Sears Holdings Corp. said Thursday that it will spin off its smaller Hometown and Outlet stores as well as some hardware stores in a deal expected to raise $400 million to $500 million as it seeks to regain profitability and market share.
The moves drove Sears' stock up more than 13 percent in premarket trading.
The disclosures of the store plans came as the Hoffman Estates, Illionis-based company reported it swung to a loss in the fourth-quarter while revenue fell 4 percent to $12.48 billion. Adjusted earnings totaled 54 cents per share, below analyst expectations.

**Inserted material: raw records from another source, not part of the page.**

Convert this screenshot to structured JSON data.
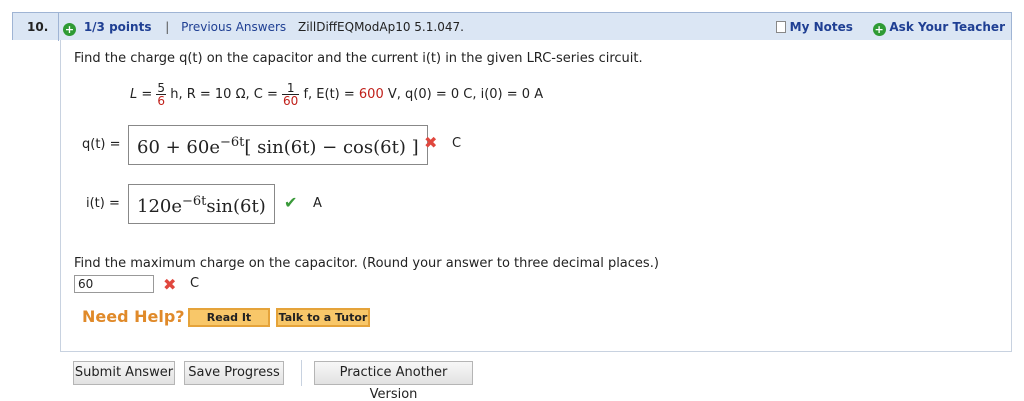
{
  "header": {
    "question_number": "10.",
    "points_label": "1/3 points",
    "separator": "|",
    "previous_answers": "Previous Answers",
    "problem_id": "ZillDiffEQModAp10 5.1.047.",
    "my_notes": "My Notes",
    "ask_teacher": "Ask Your Teacher"
  },
  "question": {
    "prompt": "Find the charge q(t) on the capacitor and the current i(t) in the given LRC-series circuit.",
    "givens": {
      "L_prefix": "L =",
      "L_num": "5",
      "L_den": "6",
      "L_unit": "h, R = 10 Ω, C =",
      "C_num": "1",
      "C_den": "60",
      "C_unit": "f, E(t) =",
      "E_value": "600",
      "tail": "V, q(0) = 0 C, i(0) = 0 A"
    }
  },
  "answers": {
    "q_label": "q(t) =",
    "q_expr_a": "60 + 60e",
    "q_expr_exp": "−6t",
    "q_expr_b": "[ sin(6t) − cos(6t) ]",
    "q_grade": "C",
    "i_label": "i(t) =",
    "i_expr_a": "120e",
    "i_expr_exp": "−6t",
    "i_expr_b": "sin(6t)",
    "i_grade": "A"
  },
  "part2": {
    "prompt": "Find the maximum charge on the capacitor. (Round your answer to three decimal places.)",
    "value": "60",
    "grade": "C"
  },
  "help": {
    "title": "Need Help?",
    "read_it": "Read It",
    "tutor": "Talk to a Tutor"
  },
  "buttons": {
    "submit": "Submit Answer",
    "save": "Save Progress",
    "practice": "Practice Another Version"
  },
  "colors": {
    "header_bg": "#dbe6f4",
    "link": "#1f3f93",
    "wrong": "#e0473e",
    "right": "#3a9a3a",
    "help": "#e08a2a"
  }
}
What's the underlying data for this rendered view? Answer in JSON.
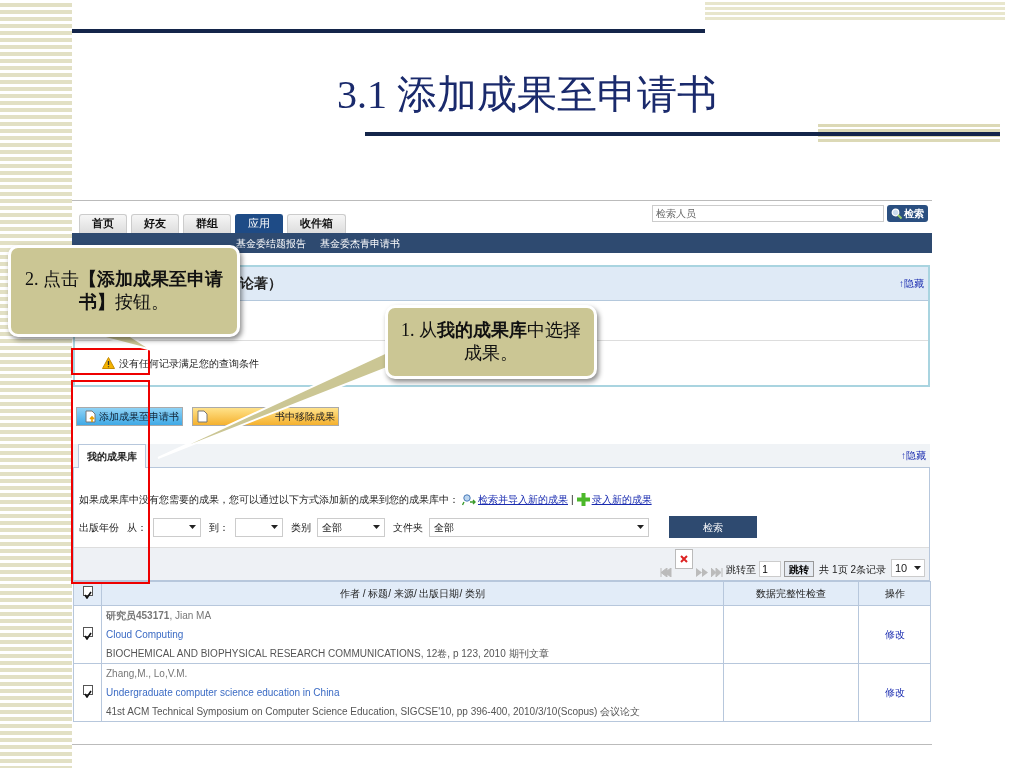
{
  "slide_title": "3.1  添加成果至申请书",
  "top_tabs": [
    {
      "label": "首页",
      "selected": false
    },
    {
      "label": "好友",
      "selected": false
    },
    {
      "label": "群组",
      "selected": false
    },
    {
      "label": "应用",
      "selected": true
    },
    {
      "label": "收件箱",
      "selected": false
    }
  ],
  "search": {
    "placeholder": "检索人员",
    "button": "检索"
  },
  "sub_nav": [
    "基金委结题报告",
    "基金委杰青申请书"
  ],
  "selected_section": {
    "title": "论著）",
    "hide_link": "↑隐藏",
    "message": "没有任何记录满足您的查询条件"
  },
  "action_buttons": [
    {
      "label": "添加成果至申请书",
      "kind": "add"
    },
    {
      "label": "书中移除成果",
      "kind": "remove"
    }
  ],
  "library": {
    "tab": "我的成果库",
    "hide_link": "↑隐藏",
    "hint": "如果成果库中没有您需要的成果，您可以通过以下方式添加新的成果到您的成果库中：",
    "links": [
      {
        "label": "检索并导入新的成果",
        "kind": "search"
      },
      {
        "label": "录入新的成果",
        "kind": "add"
      }
    ],
    "link_separator": "|",
    "filter_label": "出版年份",
    "filters": [
      {
        "label": "从：",
        "kind": "short"
      },
      {
        "label": "到：",
        "kind": "short"
      },
      {
        "label": "类别",
        "kind": "medium",
        "value": "全部"
      },
      {
        "label": "文件夹",
        "kind": "wide",
        "value": "全部"
      }
    ],
    "filter_button": "检索"
  },
  "pager": {
    "jump_label": "跳转至",
    "page": "1",
    "jump_button": "跳转",
    "summary": "共 1页 2条记录",
    "page_size": "10"
  },
  "table": {
    "all_checked": true,
    "columns": [
      "作者 / 标题/ 来源/ 出版日期/ 类别",
      "数据完整性检查",
      "操作"
    ],
    "rows": [
      {
        "checked": true,
        "authors": "**研究员453171**, Jian MA",
        "title": "Cloud Computing",
        "source": "BIOCHEMICAL AND BIOPHYSICAL RESEARCH COMMUNICATIONS, 12卷, p 123, 2010 期刊文章",
        "action": "修改"
      },
      {
        "checked": true,
        "authors": "Zhang,M., Lo,V.M.",
        "title": "Undergraduate computer science education in China",
        "source": "41st ACM Technical Symposium on Computer Science Education, SIGCSE'10, pp 396-400, 2010/3/10(Scopus) 会议论文",
        "action": "修改"
      }
    ]
  },
  "callouts": [
    {
      "text": "2.  点击**【添加成果至申请书】**按钮。",
      "kind": "left"
    },
    {
      "text": "1.  从**我的成果库**中选择成果。",
      "kind": "right"
    }
  ]
}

In a call with analysts, CEO Lou D'Ambrosio said results were "unacceptable."
"We know that and are taking immediate actions to address it," he said.
Results were hurt by high costs for cotton and fuel, unseasonable weather that led to lower sales of winter gear and low consumer demand for two of its biggest categories, appliances and consumer electronics, the company said.
Led by billionaire investor Edward Lampert, Sears has suffered losses as consumers turn elsewhere. It has sought to improve results by cutting jobs and costs and closing underperforming stores.
Investors have long speculated that Lampert's long-range plan could be to unlock the value of the company's massive real estate holdings.
Net loss for the three months ended Jan. 28 amounted to $2.4 billion, or $22.47 per share. That compares with net income of $374 million, or $3.43 per share, a year ago.
Excluding a $2.5 billion in charges related to a required reserve related to deferred tax assets, impairment charges and costs related to close stores and severance, net income was 54 cents per share. Analysts expected much higher adjusted earnings of 76 cents per share.
Revenue fell 4 percent to $12.48 billion from $13 billion last year. Analysts expected $12.44 billion.
For the year, net loss totaled $3.1 billion, or $29.40 per share, compared with net income of $133 million, or $1.19 per share, a year earlier.
Revenue fell 3 percent to $41.57 billion from 442.66 billion a year ago.
Its shares rose $6.92, or 13.3 percent, to $59 in premarket trading.